October CMS and Database-driven Components

Illustration of the logo of the October CMS, along with the text "October CMS"

What is October CMS?

A client recently came to us and requested we take over maintenance and enhancements for their website. The site was using a framework I had never heard of before named October CMS. After doing some research I found it was based on Laravel, which in turn is based on Symfony. Since we work with Symfony a lot, I thought it should be fairly easy to get up to speed with this new site.

I found that this is basically a framework designed to hide all the underlying complexity of Laravel and Symfony, so all that knowledge didn’t help in this case. But luckily October CMS is very straightforward, with its target audience being rapid site development.

After working with it for a while and reading through the docs, I found it to be very easy to use. Each page (and URL) is defined in a template file. Each of these files has up to three parts: configuration, PHP, and HTML (using TWIG).

You can hardcode your HTML directly in the page template file, or you can get more flexible and create Components. Components are basically reusable blocks of content you can add to any page, are PHP driven, and use partials to render their content.

Database-driven Components

Components allow passing of variables from the PHP class to the template, so to make Components more flexible you can pass database content through the Component to the template.

This way you can reuse Components on multiple pages, but change the content within for any given page. In this context, you can think of a Component as a section of a page with a specific layout and styling which can have different CMS content rendered in predefined areas.

To accomplish this you can create a table with fields used to store commonly used content types. For this example, we’ll have fields of “title”, “subtitle”, and “content”. This is a simple example, and it’s assumed a rich text editor would be used to set the content.

But depending on your requirements, you can get creative and create child tables to hold repeating content like items in bullet list, FAQ entries, photos for a carousel, etc.

Once you have the table to store the CMS content, you can then use the page configuration to specify which content record should be used for a given page. 

In the example below, we can see for the /example-page it pulls content from the table where id = 1:

url = "/example-page"

[MyComponent] componentContentId = 1

== {% MyComponent %}

Alt text: Code snippet of “/example-page” of content table where id = 1

Now say we have another page. We’ll use the same exact Component but instead populate with content data from the table where id = 2:

url = "/another-page" [MyComponent] componentContentId = 2 == {% MyComponent %}

In the examples above, you can see the Component’s name appears in square brackets. Below the [Component Name] are the Component’s properties, represented as key/value pairs (very similar to an .ini file).

These properties get passed to the Component class when the page is rendered. In the example the table record ID is set as a Component property named componentContentId. Below the “==” is the template section of the page.

You can use HTML here as well as placeholders for where the Component should render. The example currently only renders the Component content. That’s all you need to do to configure a page to use a Component.

Now within the Component class file, here’s how you’d set up the Component to support the ‘componentContentId’ property.
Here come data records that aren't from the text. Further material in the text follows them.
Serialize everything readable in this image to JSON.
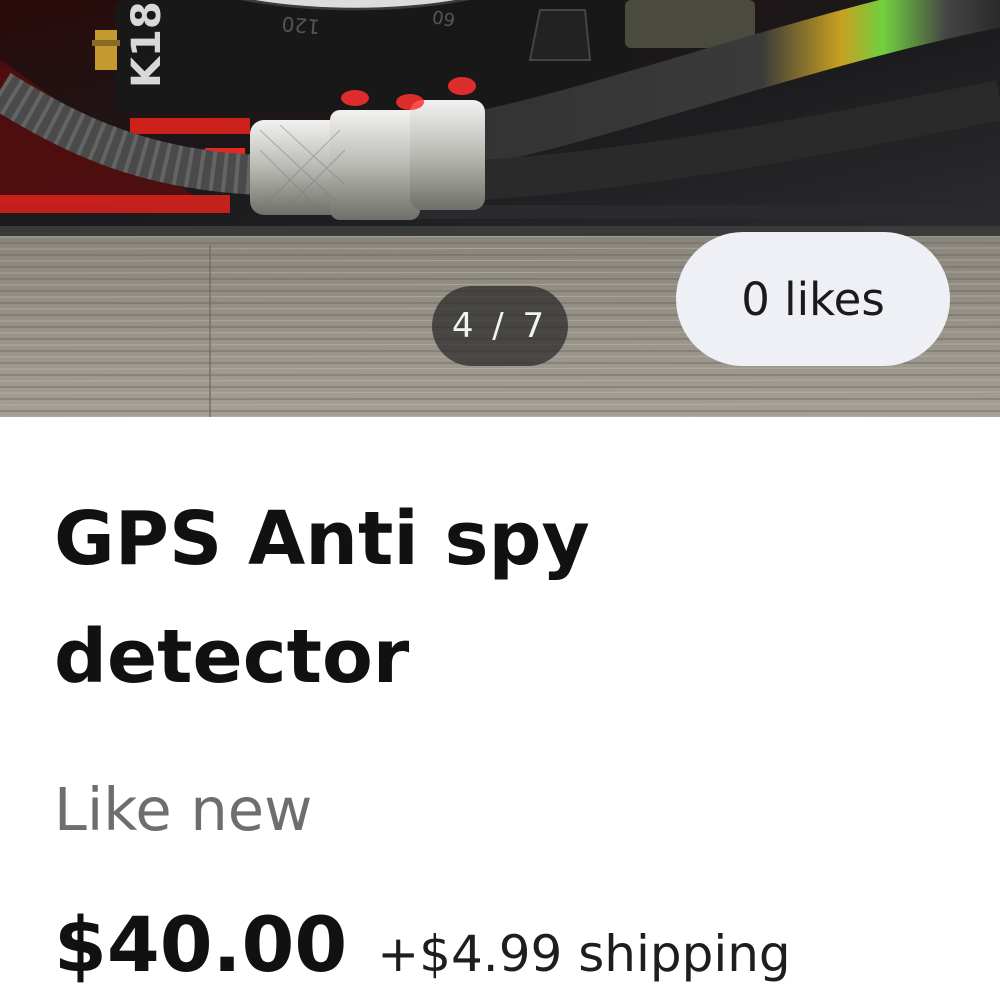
{
  "photo": {
    "counter": "4 / 7",
    "likes_label": "0 likes",
    "device_label": "K18",
    "dial_text_1": "60",
    "dial_text_2": "120"
  },
  "listing": {
    "title": "GPS Anti spy detector",
    "condition": "Like new",
    "price": "$40.00",
    "shipping": "+$4.99 shipping"
  },
  "colors": {
    "accent_red": "#e0221c",
    "pill_light": "#eef0f5",
    "pill_dark": "#282828"
  }
}
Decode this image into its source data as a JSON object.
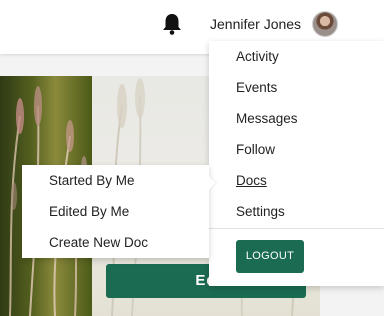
{
  "header": {
    "username": "Jennifer Jones",
    "bell_icon": "bell-icon",
    "avatar_icon": "user-avatar"
  },
  "hero": {
    "button_label": "Ed"
  },
  "dropdown": {
    "items": [
      {
        "label": "Activity"
      },
      {
        "label": "Events"
      },
      {
        "label": "Messages"
      },
      {
        "label": "Follow"
      },
      {
        "label": "Docs"
      },
      {
        "label": "Settings"
      }
    ],
    "logout_label": "LOGOUT"
  },
  "docs_submenu": {
    "items": [
      {
        "label": "Started By Me"
      },
      {
        "label": "Edited By Me"
      },
      {
        "label": "Create New Doc"
      }
    ]
  },
  "colors": {
    "accent": "#1b6b52"
  }
}
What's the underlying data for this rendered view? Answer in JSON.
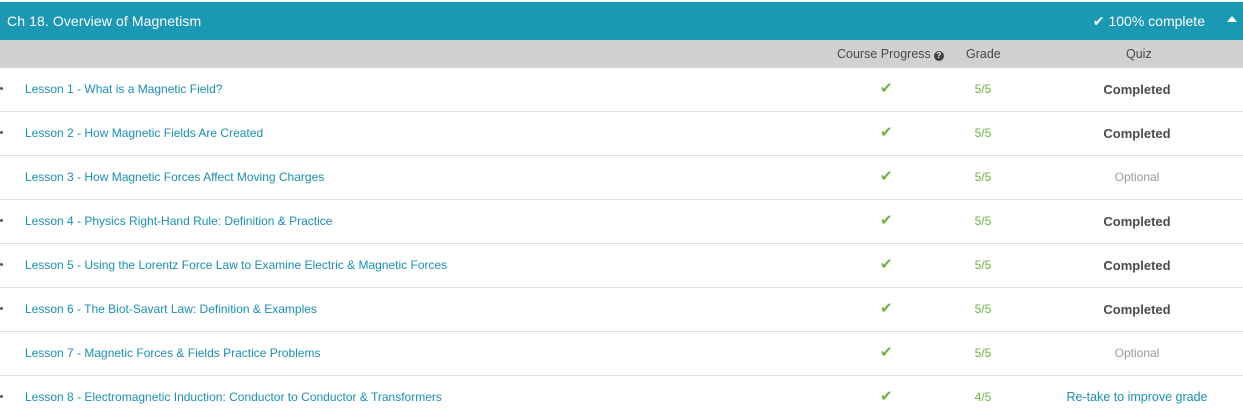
{
  "chapter": {
    "title": "Ch 18. Overview of Magnetism",
    "completion": "100% complete",
    "accent_color": "#1a98b4"
  },
  "columns": {
    "progress": "Course Progress",
    "grade": "Grade",
    "quiz": "Quiz"
  },
  "icons": {
    "complete_check": "✔",
    "help": "?",
    "progress_check": "✔"
  },
  "lessons": [
    {
      "title": "Lesson 1 - What is a Magnetic Field?",
      "bullet": true,
      "grade": "5/5",
      "quiz": "Completed",
      "quiz_status": "completed"
    },
    {
      "title": "Lesson 2 - How Magnetic Fields Are Created",
      "bullet": true,
      "grade": "5/5",
      "quiz": "Completed",
      "quiz_status": "completed"
    },
    {
      "title": "Lesson 3 - How Magnetic Forces Affect Moving Charges",
      "bullet": false,
      "grade": "5/5",
      "quiz": "Optional",
      "quiz_status": "optional"
    },
    {
      "title": "Lesson 4 - Physics Right-Hand Rule: Definition & Practice",
      "bullet": true,
      "grade": "5/5",
      "quiz": "Completed",
      "quiz_status": "completed"
    },
    {
      "title": "Lesson 5 - Using the Lorentz Force Law to Examine Electric & Magnetic Forces",
      "bullet": true,
      "grade": "5/5",
      "quiz": "Completed",
      "quiz_status": "completed"
    },
    {
      "title": "Lesson 6 - The Biot-Savart Law: Definition & Examples",
      "bullet": true,
      "grade": "5/5",
      "quiz": "Completed",
      "quiz_status": "completed"
    },
    {
      "title": "Lesson 7 - Magnetic Forces & Fields Practice Problems",
      "bullet": false,
      "grade": "5/5",
      "quiz": "Optional",
      "quiz_status": "optional"
    },
    {
      "title": "Lesson 8 - Electromagnetic Induction: Conductor to Conductor & Transformers",
      "bullet": true,
      "grade": "4/5",
      "quiz": "Re-take to improve grade",
      "quiz_status": "retake"
    }
  ]
}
All Components must have their properties defined in the defineProperties() method, e.g.:

Class MyComponent extends ComponentBase {     public function defineProperties()     {         $props = [];         $props['componentContentId'] = [             'title' => 'Component Content ID',             'description' => 'component_content record ID ',             'type' => 'string',         ];         return $props;     } ...
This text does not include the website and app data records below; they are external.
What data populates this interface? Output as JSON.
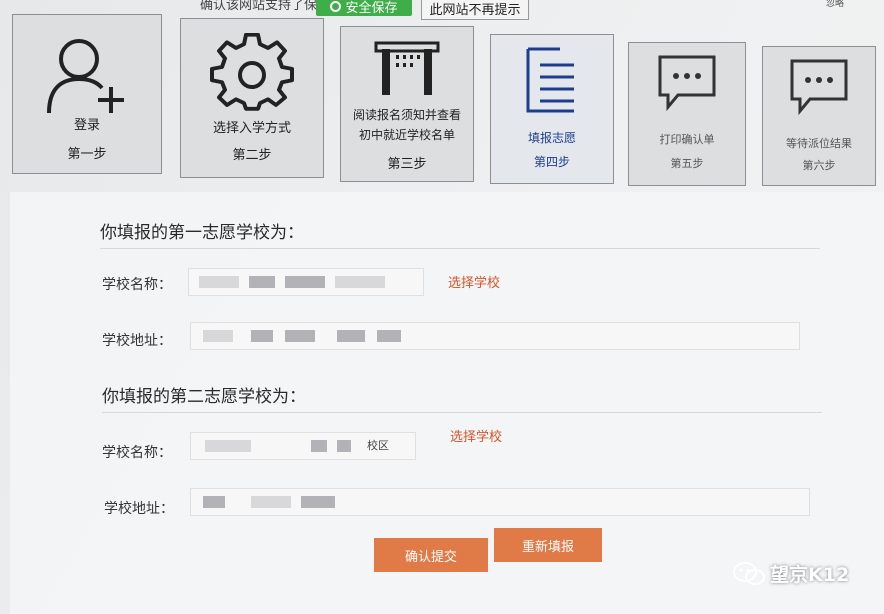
{
  "browser_bar": {
    "left_text": "确认该网站支持了保存设置)",
    "save_button": "安全保存",
    "dismiss_button": "此网站不再提示",
    "right_text": "忽略"
  },
  "steps": [
    {
      "label": "登录",
      "step": "第一步",
      "icon": "user-add-icon"
    },
    {
      "label": "选择入学方式",
      "step": "第二步",
      "icon": "gear-icon"
    },
    {
      "label": "阅读报名须知并查看初中就近学校名单",
      "label_line1": "阅读报名须知并查看",
      "label_line2": "初中就近学校名单",
      "step": "第三步",
      "icon": "building-icon"
    },
    {
      "label": "填报志愿",
      "step": "第四步",
      "icon": "document-list-icon"
    },
    {
      "label": "打印确认单",
      "step": "第五步",
      "icon": "chat-bubble-icon"
    },
    {
      "label": "等待派位结果",
      "step": "第六步",
      "icon": "chat-bubble-icon"
    }
  ],
  "form": {
    "first_choice": {
      "title": "你填报的第一志愿学校为：",
      "name_label": "学校名称：",
      "name_value": "",
      "pick_link": "选择学校",
      "address_label": "学校地址：",
      "address_value": ""
    },
    "second_choice": {
      "title": "你填报的第二志愿学校为：",
      "name_label": "学校名称：",
      "name_value": "校区",
      "pick_link": "选择学校",
      "address_label": "学校地址：",
      "address_value": ""
    },
    "submit_button": "确认提交",
    "reset_button": "重新填报"
  },
  "watermark": {
    "text": "望京K12",
    "icon": "wechat-icon"
  },
  "colors": {
    "accent_orange": "#e07a47",
    "link_red": "#d4542a",
    "active_blue": "#1d3e8f",
    "save_green": "#3fae49"
  }
}
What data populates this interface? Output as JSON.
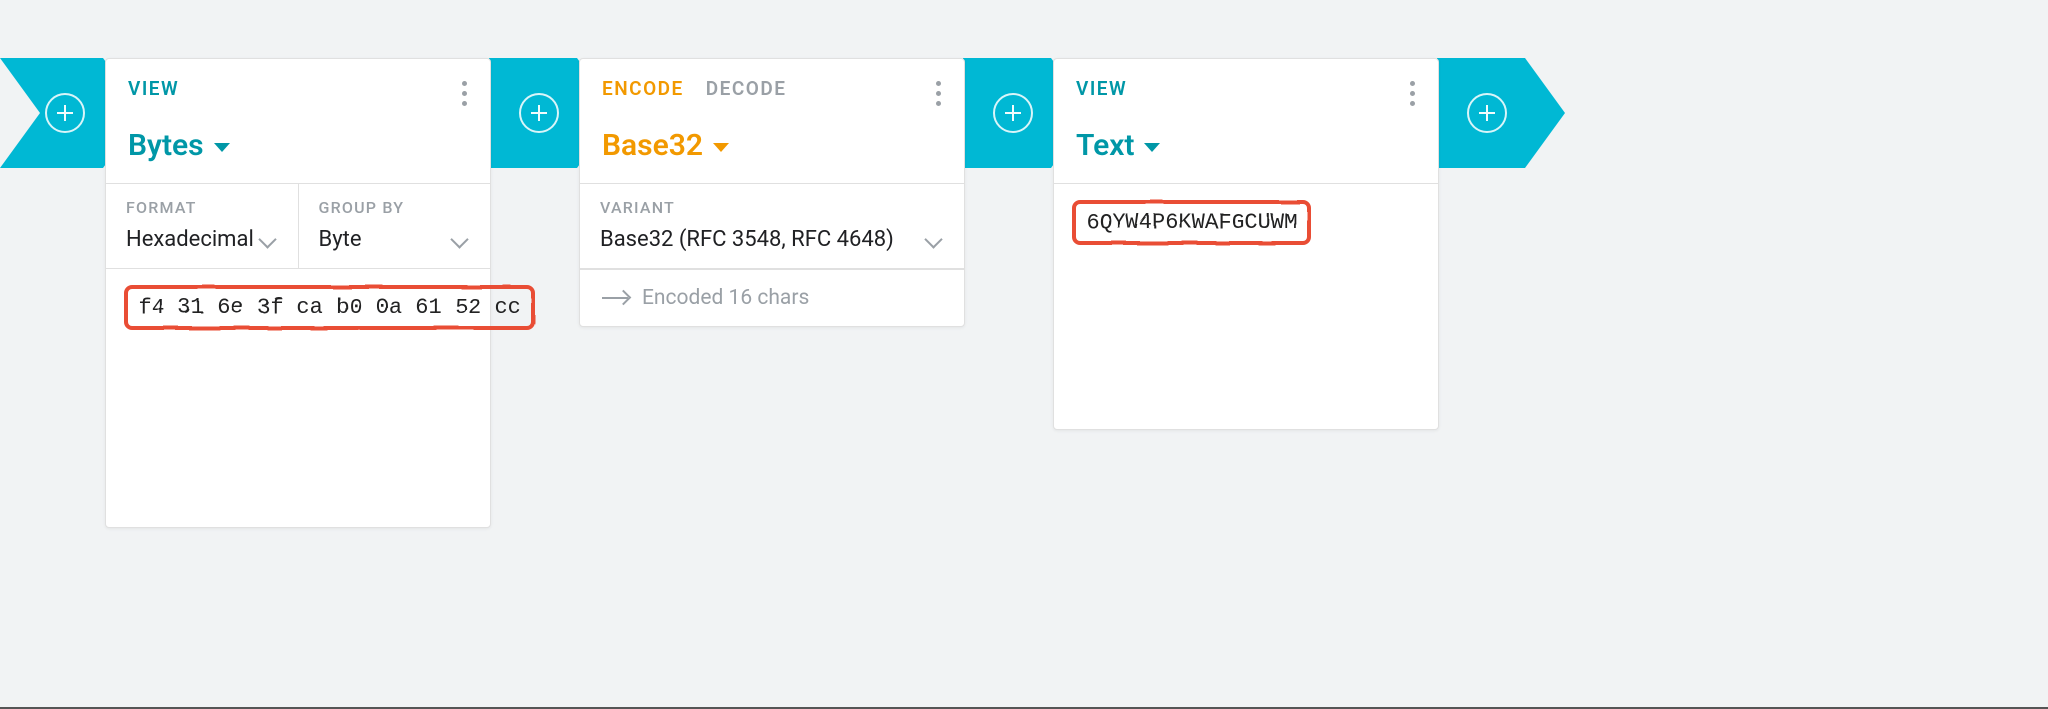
{
  "connectors": {
    "add_label": "+"
  },
  "bytes_card": {
    "tabs": {
      "view": "VIEW"
    },
    "title": "Bytes",
    "settings": {
      "format_label": "FORMAT",
      "format_value": "Hexadecimal",
      "groupby_label": "GROUP BY",
      "groupby_value": "Byte"
    },
    "content": "f4 31 6e 3f ca b0 0a 61 52 cc"
  },
  "base32_card": {
    "tabs": {
      "encode": "ENCODE",
      "decode": "DECODE"
    },
    "title": "Base32",
    "settings": {
      "variant_label": "VARIANT",
      "variant_value": "Base32 (RFC 3548, RFC 4648)"
    },
    "status": "Encoded 16 chars"
  },
  "text_card": {
    "tabs": {
      "view": "VIEW"
    },
    "title": "Text",
    "content": "6QYW4P6KWAFGCUWM"
  }
}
The Component class also has a method, onRun(), that runs before the Component renders. This is where you can set the template data. We’ll pull our database content in this method and assign it to the page, example:

... public function onRun() {     $this->page['myComponentData'] = \MyProject\Base\Models\ComponentContent::find($this->property('componentContentId')); } ...

October CMS: Notes and Takeaways

You can see October CMS has an ORM as well, with model classes and all. One thing to note here is that you have to use unique associative keys in $this->page. If you used ‘myComponentData’ in another Component, it would overwrite the data written above.

Then in the template you would use TWIG to access and render the variable data.

Of course to make the system as flexible and useful as possible, you’d have to create backend list and edit views to access and edit the ComponentContent table data, so users can set the CMS content themselves.

Watch for more October CMS articles as we continue to work with the framework.